  13. “Transformative Black-Led Movement Fund.” Nexus Community Partners. Undated. Accessed July 7, 2021. https://www.nexuscp.org/transformative-black-led-movement-fund/tblmf-grantees/ ^
  14. “Yes 4 Minneapolis.” Black Visions Collective Website. Undated. Accessed July 7, 2021.  https://www.blackvisionsmn.org/yes4mn ^
  15. Du, Susan and Navratil, Liz. “Vote Yes 4 Minneapolis Submits Petition to Remove MPD from Charter.” Star Tribune. April 30, 2021. Accessed July 7, 2021.  https://www.startribune.com/vote-yes-4-minneapolis-submits-petition-to-remove-mpd-from-charter/600052192/ ^

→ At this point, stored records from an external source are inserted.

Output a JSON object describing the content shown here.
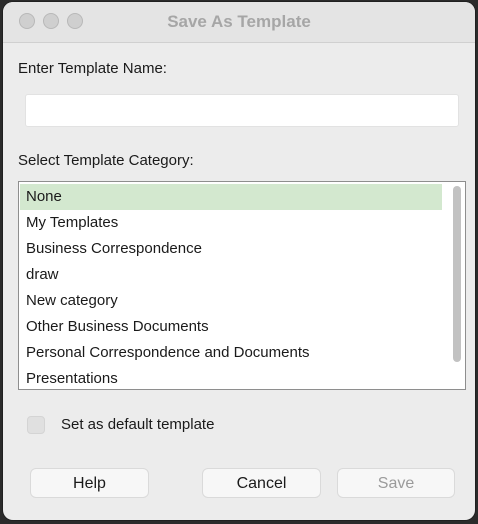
{
  "window": {
    "title": "Save As Template"
  },
  "name_section": {
    "label": "Enter Template Name:",
    "value": "",
    "placeholder": ""
  },
  "category_section": {
    "label": "Select Template Category:",
    "selected": "None",
    "items": [
      "None",
      "My Templates",
      "Business Correspondence",
      "draw",
      "New category",
      "Other Business Documents",
      "Personal Correspondence and Documents",
      "Presentations"
    ]
  },
  "default_checkbox": {
    "label": "Set as default template",
    "checked": false
  },
  "buttons": {
    "help": "Help",
    "cancel": "Cancel",
    "save": "Save",
    "save_enabled": false
  },
  "colors": {
    "selection": "#d3e8cf",
    "title_text": "#a6a6a6",
    "window_bg": "#ececec"
  }
}
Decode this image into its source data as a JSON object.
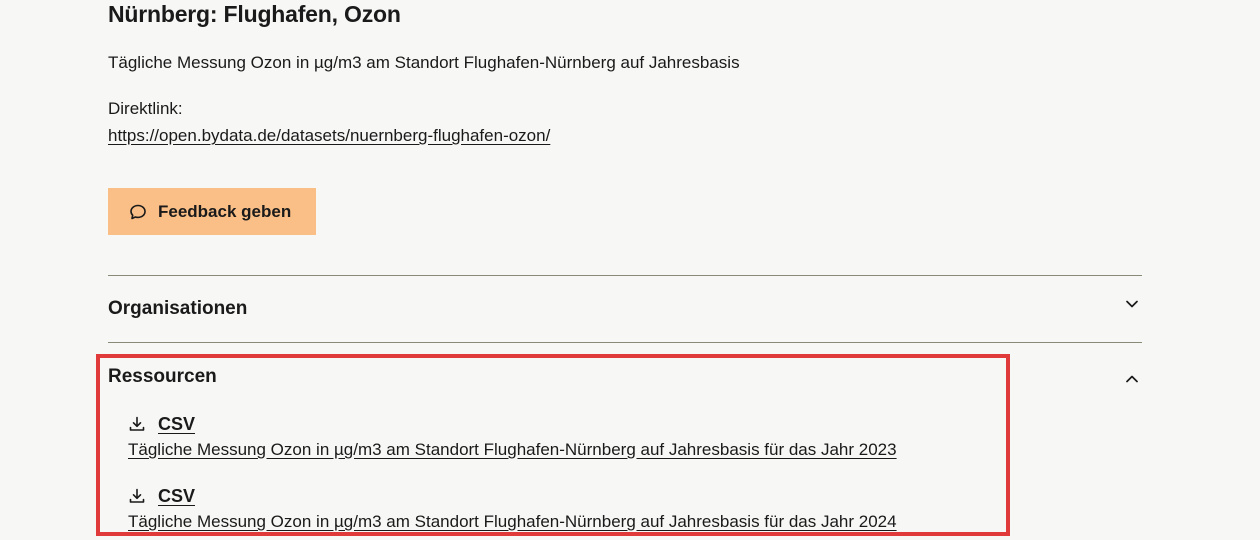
{
  "dataset": {
    "title": "Nürnberg: Flughafen, Ozon",
    "description": "Tägliche Messung Ozon in µg/m3 am Standort Flughafen-Nürnberg auf Jahresbasis",
    "direktlink_label": "Direktlink:",
    "direktlink_url": "https://open.bydata.de/datasets/nuernberg-flughafen-ozon/"
  },
  "feedback": {
    "label": "Feedback geben",
    "icon": "speech-bubble-icon",
    "color": "#f9bf87"
  },
  "sections": {
    "organisationen": {
      "title": "Organisationen",
      "state": "collapsed"
    },
    "ressourcen": {
      "title": "Ressourcen",
      "state": "expanded",
      "items": [
        {
          "format": "CSV",
          "description": "Tägliche Messung Ozon in µg/m3 am Standort Flughafen-Nürnberg auf Jahresbasis für das Jahr 2023",
          "icon": "download-icon"
        },
        {
          "format": "CSV",
          "description": "Tägliche Messung Ozon in µg/m3 am Standort Flughafen-Nürnberg auf Jahresbasis für das Jahr 2024",
          "icon": "download-icon"
        }
      ]
    }
  },
  "highlight_color": "#e03a3a"
}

  16. “Redistribution.” Black Visions Collective. Accessed July 7, 2021.  https://www.blackvisionsmn.org/redistribution ^
  17. “Black History Month Spotlight: Kandace Montgomery.” Voqal. February 13, 2020. Accessed July 7, 2021. https://voqal.org/black-history-month-spotlight-kandace-montgomery/ ^
  18. Winter, Deena. “What Happens When a Tiny Police Abolitionist Group Finds itself with $29 Million?” Minnesota Reformer. April 28, 2021. Accessed July 7, 2021. https://minnesotareformer.com/2021/04/28/what-happens-when-a-tiny-police-abolitionist-group-finds-itself-with-29-million/ ^
  19. Brown, Alleen. “We Don’t Have Time to Wait: Minneapolis Anti-Police Brutality Organizer Kandace Montgomery on Defunding the Police.” The Intercept. June 5, 2020. Accessed July 7, 2021. https://theintercept.com/2020/06/05/defund-the-police-minneapolis-black-visions-collective/       ^
  20. Kwan, Okhee. “Left Voice Speaks with BLM-Minneapolis.” Left Voice.  January 4, 2016. Accessed July 7, 2021.  https://www.leftvoice.org/Left-Voice-Speaks-with-BLM-Minneapolis/ ^
  21. Herman, Alice. “’Justice Looks Like Abolition’: A Minneapolis Organizer on the Chauvin Verdict.” In These Times. April 22, 2021. Accessed July 7, 2021. https://inthesetimes.com/article/derek-chauvin-verdict-george-floyd-minneapolis-black-lives-matter-police-abolition ^
  22. Shaver, Amital. “How Black Visions Collective is Sustaining a Revolution.” Minnesota Monthly. July 6, 2020. Accessed July 7, 2021. https://www.minnesotamonthly.com/lifestyle/business-politics/how-black-visions-collective-is-sustaining-a-revolution/ ^
  See an error? Let us know!

Black Visions Collective


Minneapolis, MN